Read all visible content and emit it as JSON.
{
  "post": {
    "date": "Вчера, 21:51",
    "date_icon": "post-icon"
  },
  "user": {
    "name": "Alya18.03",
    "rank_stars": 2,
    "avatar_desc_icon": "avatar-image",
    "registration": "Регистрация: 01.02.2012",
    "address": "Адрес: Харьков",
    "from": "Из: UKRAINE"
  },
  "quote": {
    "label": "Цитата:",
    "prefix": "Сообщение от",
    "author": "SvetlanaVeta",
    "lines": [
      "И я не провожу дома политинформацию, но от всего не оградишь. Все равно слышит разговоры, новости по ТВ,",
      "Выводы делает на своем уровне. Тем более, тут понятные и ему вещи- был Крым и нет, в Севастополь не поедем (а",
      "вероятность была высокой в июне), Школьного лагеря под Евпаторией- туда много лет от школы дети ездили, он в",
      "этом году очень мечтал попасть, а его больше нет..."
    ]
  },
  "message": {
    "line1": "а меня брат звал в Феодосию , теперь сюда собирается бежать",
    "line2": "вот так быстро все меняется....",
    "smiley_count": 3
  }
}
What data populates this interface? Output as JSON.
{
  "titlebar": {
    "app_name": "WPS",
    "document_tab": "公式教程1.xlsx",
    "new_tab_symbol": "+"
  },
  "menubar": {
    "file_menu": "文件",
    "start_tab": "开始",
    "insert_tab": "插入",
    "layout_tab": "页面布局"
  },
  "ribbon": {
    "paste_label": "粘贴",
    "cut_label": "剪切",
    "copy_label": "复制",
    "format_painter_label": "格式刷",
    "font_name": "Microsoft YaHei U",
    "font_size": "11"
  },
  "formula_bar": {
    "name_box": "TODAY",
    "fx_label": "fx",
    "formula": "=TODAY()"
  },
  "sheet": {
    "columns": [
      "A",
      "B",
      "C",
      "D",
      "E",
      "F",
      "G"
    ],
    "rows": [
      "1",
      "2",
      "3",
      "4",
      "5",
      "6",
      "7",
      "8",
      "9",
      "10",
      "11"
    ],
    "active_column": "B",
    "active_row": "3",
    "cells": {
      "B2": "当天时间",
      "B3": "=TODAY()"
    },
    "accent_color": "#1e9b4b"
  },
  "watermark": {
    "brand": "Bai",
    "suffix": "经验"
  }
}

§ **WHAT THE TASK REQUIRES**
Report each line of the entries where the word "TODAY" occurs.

§ **RESPONSE AREA**
    "name_box": "TODAY",
    "formula": "=TODAY()"
      "B3": "=TODAY()"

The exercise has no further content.